Top of Records supplied
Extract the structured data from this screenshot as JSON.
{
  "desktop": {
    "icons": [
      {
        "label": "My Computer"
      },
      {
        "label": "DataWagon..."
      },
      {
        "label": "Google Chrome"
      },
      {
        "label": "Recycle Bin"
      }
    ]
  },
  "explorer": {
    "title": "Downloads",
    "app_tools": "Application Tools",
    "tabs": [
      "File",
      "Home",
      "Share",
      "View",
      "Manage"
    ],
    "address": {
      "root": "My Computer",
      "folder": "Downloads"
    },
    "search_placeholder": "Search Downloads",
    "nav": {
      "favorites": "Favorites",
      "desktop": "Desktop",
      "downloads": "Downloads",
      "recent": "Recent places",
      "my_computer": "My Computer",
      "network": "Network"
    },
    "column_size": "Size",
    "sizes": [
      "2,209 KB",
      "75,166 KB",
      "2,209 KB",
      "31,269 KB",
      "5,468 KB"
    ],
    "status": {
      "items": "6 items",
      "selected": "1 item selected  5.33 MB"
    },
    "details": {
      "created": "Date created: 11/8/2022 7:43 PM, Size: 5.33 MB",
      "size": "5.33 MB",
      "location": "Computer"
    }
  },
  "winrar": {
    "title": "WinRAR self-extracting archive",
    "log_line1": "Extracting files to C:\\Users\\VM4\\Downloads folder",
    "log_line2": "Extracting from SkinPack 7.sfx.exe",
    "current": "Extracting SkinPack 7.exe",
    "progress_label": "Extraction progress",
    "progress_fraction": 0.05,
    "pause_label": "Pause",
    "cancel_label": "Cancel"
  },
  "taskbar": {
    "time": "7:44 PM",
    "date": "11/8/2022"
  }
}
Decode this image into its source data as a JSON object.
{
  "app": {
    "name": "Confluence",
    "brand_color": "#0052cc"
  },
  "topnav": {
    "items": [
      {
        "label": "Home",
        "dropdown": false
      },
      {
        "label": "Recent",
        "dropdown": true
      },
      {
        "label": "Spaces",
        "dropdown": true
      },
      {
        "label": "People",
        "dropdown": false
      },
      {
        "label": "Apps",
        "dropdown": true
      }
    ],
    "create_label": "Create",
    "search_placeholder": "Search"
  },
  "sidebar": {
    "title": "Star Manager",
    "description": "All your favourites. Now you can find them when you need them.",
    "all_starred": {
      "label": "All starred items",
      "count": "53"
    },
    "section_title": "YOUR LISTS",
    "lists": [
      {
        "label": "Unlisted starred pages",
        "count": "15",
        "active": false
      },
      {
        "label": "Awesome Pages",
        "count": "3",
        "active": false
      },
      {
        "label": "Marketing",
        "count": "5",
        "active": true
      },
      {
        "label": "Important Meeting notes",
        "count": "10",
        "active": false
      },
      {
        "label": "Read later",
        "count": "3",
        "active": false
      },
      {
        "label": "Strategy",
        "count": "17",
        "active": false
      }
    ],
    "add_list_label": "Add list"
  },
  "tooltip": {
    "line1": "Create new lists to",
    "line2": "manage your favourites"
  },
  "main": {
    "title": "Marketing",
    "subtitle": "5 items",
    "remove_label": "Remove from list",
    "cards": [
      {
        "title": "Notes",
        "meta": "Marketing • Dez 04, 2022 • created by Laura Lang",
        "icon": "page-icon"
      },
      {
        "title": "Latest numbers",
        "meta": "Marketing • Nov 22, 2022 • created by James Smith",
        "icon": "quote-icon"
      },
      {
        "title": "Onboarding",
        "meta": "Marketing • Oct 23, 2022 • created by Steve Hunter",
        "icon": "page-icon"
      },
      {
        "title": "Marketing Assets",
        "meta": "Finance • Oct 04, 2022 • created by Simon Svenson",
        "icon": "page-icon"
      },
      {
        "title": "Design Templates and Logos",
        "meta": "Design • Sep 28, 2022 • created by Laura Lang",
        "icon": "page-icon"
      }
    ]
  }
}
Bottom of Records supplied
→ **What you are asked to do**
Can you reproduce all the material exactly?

→ **Reply**
Extract the structured data from this screenshot as JSON.
{
  "desktop": {
    "icons": [
      {
        "label": "My Computer"
      },
      {
        "label": "DataWagon..."
      },
      {
        "label": "Google Chrome"
      },
      {
        "label": "Recycle Bin"
      }
    ]
  },
  "explorer": {
    "title": "Downloads",
    "app_tools": "Application Tools",
    "tabs": [
      "File",
      "Home",
      "Share",
      "View",
      "Manage"
    ],
    "address": {
      "root": "My Computer",
      "folder": "Downloads"
    },
    "search_placeholder": "Search Downloads",
    "nav": {
      "favorites": "Favorites",
      "desktop": "Desktop",
      "downloads": "Downloads",
      "recent": "Recent places",
      "my_computer": "My Computer",
      "network": "Network"
    },
    "column_size": "Size",
    "sizes": [
      "2,209 KB",
      "75,166 KB",
      "2,209 KB",
      "31,269 KB",
      "5,468 KB"
    ],
    "status": {
      "items": "6 items",
      "selected": "1 item selected  5.33 MB"
    },
    "details": {
      "created": "Date created: 11/8/2022 7:43 PM, Size: 5.33 MB",
      "size": "5.33 MB",
      "location": "Computer"
    }
  },
  "winrar": {
    "title": "WinRAR self-extracting archive",
    "log_line1": "Extracting files to C:\\Users\\VM4\\Downloads folder",
    "log_line2": "Extracting from SkinPack 7.sfx.exe",
    "current": "Extracting SkinPack 7.exe",
    "progress_label": "Extraction progress",
    "progress_fraction": 0.05,
    "pause_label": "Pause",
    "cancel_label": "Cancel"
  },
  "taskbar": {
    "time": "7:44 PM",
    "date": "11/8/2022"
  }
}
Decode this image into its source data as a JSON object.
{
  "app": {
    "name": "Confluence",
    "brand_color": "#0052cc"
  },
  "topnav": {
    "items": [
      {
        "label": "Home",
        "dropdown": false
      },
      {
        "label": "Recent",
        "dropdown": true
      },
      {
        "label": "Spaces",
        "dropdown": true
      },
      {
        "label": "People",
        "dropdown": false
      },
      {
        "label": "Apps",
        "dropdown": true
      }
    ],
    "create_label": "Create",
    "search_placeholder": "Search"
  },
  "sidebar": {
    "title": "Star Manager",
    "description": "All your favourites. Now you can find them when you need them.",
    "all_starred": {
      "label": "All starred items",
      "count": "53"
    },
    "section_title": "YOUR LISTS",
    "lists": [
      {
        "label": "Unlisted starred pages",
        "count": "15",
        "active": false
      },
      {
        "label": "Awesome Pages",
        "count": "3",
        "active": false
      },
      {
        "label": "Marketing",
        "count": "5",
        "active": true
      },
      {
        "label": "Important Meeting notes",
        "count": "10",
        "active": false
      },
      {
        "label": "Read later",
        "count": "3",
        "active": false
      },
      {
        "label": "Strategy",
        "count": "17",
        "active": false
      }
    ],
    "add_list_label": "Add list"
  },
  "tooltip": {
    "line1": "Create new lists to",
    "line2": "manage your favourites"
  },
  "main": {
    "title": "Marketing",
    "subtitle": "5 items",
    "remove_label": "Remove from list",
    "cards": [
      {
        "title": "Notes",
        "meta": "Marketing • Dez 04, 2022 • created by Laura Lang",
        "icon": "page-icon"
      },
      {
        "title": "Latest numbers",
        "meta": "Marketing • Nov 22, 2022 • created by James Smith",
        "icon": "quote-icon"
      },
      {
        "title": "Onboarding",
        "meta": "Marketing • Oct 23, 2022 • created by Steve Hunter",
        "icon": "page-icon"
      },
      {
        "title": "Marketing Assets",
        "meta": "Finance • Oct 04, 2022 • created by Simon Svenson",
        "icon": "page-icon"
      },
      {
        "title": "Design Templates and Logos",
        "meta": "Design • Sep 28, 2022 • created by Laura Lang",
        "icon": "page-icon"
      }
    ]
  }
}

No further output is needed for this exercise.